»»

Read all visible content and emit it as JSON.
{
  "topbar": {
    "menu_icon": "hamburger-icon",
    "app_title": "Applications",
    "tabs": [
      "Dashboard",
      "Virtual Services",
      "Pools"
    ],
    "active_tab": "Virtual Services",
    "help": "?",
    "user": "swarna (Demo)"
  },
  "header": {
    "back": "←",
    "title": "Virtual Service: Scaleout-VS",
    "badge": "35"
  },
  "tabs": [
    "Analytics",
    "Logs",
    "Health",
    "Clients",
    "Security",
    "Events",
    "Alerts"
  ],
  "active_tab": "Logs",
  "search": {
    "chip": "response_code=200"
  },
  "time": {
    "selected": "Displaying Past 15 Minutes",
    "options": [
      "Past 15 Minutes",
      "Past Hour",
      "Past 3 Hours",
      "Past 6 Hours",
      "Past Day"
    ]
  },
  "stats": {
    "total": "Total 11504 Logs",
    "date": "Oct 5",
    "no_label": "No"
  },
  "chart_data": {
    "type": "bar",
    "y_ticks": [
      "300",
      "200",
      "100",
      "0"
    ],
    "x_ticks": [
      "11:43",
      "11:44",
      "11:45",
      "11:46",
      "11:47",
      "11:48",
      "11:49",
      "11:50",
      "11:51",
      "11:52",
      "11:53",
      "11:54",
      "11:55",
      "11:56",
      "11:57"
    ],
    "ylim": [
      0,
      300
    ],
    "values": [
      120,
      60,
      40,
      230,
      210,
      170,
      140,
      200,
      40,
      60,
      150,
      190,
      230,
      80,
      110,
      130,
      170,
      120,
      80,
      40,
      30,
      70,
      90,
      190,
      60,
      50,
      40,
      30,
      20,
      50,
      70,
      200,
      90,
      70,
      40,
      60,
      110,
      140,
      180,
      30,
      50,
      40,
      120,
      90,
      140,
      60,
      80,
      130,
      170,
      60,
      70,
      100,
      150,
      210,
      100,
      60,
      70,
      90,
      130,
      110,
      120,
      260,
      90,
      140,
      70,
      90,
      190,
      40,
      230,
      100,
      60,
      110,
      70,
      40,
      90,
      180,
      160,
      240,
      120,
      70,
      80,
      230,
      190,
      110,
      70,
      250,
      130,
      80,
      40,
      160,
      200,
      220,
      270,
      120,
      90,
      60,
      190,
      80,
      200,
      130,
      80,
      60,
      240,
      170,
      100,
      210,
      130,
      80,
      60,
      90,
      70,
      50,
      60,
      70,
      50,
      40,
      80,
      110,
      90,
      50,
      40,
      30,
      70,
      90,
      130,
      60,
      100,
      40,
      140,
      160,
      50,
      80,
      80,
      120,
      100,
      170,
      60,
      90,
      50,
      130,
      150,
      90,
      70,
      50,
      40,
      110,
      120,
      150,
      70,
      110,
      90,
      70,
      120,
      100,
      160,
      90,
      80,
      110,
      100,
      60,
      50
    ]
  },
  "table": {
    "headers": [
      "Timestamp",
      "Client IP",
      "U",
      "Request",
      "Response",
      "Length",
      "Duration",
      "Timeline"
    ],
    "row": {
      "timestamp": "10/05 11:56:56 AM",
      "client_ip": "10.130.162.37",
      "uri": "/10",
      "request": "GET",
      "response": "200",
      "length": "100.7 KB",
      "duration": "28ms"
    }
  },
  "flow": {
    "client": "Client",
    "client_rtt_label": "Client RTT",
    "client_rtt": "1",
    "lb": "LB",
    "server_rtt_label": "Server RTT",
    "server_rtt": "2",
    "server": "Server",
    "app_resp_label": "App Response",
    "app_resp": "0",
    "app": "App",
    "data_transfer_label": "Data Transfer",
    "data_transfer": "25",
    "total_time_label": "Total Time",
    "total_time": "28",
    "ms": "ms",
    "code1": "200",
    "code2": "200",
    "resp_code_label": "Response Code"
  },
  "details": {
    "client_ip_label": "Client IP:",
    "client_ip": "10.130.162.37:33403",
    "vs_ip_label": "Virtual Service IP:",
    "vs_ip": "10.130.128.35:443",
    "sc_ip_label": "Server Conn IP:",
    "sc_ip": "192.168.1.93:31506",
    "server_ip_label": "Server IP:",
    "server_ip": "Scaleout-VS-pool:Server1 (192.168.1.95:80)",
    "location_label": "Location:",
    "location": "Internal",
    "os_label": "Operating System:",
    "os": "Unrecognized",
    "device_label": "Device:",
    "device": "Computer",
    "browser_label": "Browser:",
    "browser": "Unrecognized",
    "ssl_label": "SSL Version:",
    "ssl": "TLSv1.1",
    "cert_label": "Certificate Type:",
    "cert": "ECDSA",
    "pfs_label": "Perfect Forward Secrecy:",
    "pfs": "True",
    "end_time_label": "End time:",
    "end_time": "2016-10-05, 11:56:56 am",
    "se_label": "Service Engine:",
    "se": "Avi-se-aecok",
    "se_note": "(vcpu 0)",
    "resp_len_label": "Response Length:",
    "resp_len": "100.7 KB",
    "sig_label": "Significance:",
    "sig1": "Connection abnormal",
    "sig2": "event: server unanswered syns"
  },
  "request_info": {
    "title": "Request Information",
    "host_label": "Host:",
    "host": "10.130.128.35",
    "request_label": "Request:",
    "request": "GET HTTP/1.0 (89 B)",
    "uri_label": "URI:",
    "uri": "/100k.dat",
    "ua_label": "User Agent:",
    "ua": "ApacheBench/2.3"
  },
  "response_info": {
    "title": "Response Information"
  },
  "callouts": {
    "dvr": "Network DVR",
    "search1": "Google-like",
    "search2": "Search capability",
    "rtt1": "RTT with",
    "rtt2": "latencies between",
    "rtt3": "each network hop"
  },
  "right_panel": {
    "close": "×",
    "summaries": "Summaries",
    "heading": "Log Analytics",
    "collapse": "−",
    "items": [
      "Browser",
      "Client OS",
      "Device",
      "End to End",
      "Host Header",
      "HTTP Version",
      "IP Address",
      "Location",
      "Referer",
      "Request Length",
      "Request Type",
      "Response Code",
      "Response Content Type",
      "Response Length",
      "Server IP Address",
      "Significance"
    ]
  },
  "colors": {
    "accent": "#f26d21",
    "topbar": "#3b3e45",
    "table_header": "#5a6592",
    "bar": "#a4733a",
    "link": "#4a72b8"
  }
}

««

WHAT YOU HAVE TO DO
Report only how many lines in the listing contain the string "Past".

RESPONSE BELOW
6